In times of uncertainty, navigating an unfamiliar space can feel like an impossible task to achieve.Last March, we were in this very spot where we didn’t know what our work at the Innovation Hub would look like. But what we did know is thatwhatever it may be, it would be immensely valuable in these times.By embracing changewe’vebeenexploring new ways to support the UofT communityand ensuring we continue to drive our work by students for students through our design research projects. We’re so excited to share that by embracing change, new channels of our work have been inspired to connect individuals and build community in dynamic ways.
This is a re-post from Redefining Traditional in acknowledgement of Orange Shirt Day, a day to honour the lives of children impacted by the residential school system and its continued effect in Indigenous communities across the country. Our Design Researcher at the Innovation Hub, Heather Watts, has shared a thoughtful piece on the significance of this day – one that every individual should deeply reflect on. We also recognize that our learning about and with Indigenous folx and histories does not and should not be located only on specific days, and should be ongoing.
Last year around this time, I wrote the following post on my Facebook page:
A lot of feelings as I dropped Nico off this morning, sporting his orange shirt. Today is Orange Shirt Day, a day designed to educate people and promote awareness about the Indian residential school system and the impact this system had on Indigenous communities for more than a century in Canada, and still does today.
This system was assimilation and erasure packaged and tied as ‘education’. What do we mean when we use this word?

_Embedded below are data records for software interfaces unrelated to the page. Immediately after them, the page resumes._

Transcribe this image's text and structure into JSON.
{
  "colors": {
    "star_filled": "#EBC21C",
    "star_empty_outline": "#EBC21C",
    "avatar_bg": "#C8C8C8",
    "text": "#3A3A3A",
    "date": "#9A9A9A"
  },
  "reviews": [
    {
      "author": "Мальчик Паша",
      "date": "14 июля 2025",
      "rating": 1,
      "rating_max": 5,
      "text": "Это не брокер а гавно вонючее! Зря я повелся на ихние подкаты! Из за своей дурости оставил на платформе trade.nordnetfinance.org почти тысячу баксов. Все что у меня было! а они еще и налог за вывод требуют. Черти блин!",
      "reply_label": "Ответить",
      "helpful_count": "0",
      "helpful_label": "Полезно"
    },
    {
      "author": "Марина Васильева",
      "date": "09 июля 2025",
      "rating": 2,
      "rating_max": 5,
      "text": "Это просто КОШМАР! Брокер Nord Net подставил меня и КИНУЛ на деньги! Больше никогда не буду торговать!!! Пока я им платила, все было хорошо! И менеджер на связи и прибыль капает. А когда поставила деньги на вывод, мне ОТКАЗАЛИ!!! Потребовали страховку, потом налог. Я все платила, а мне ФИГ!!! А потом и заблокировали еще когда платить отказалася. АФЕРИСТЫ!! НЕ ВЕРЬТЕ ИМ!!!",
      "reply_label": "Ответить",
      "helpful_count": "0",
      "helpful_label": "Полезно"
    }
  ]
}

What are we teaching? What are we intentionally leaving out? What narrative are we working to maintain?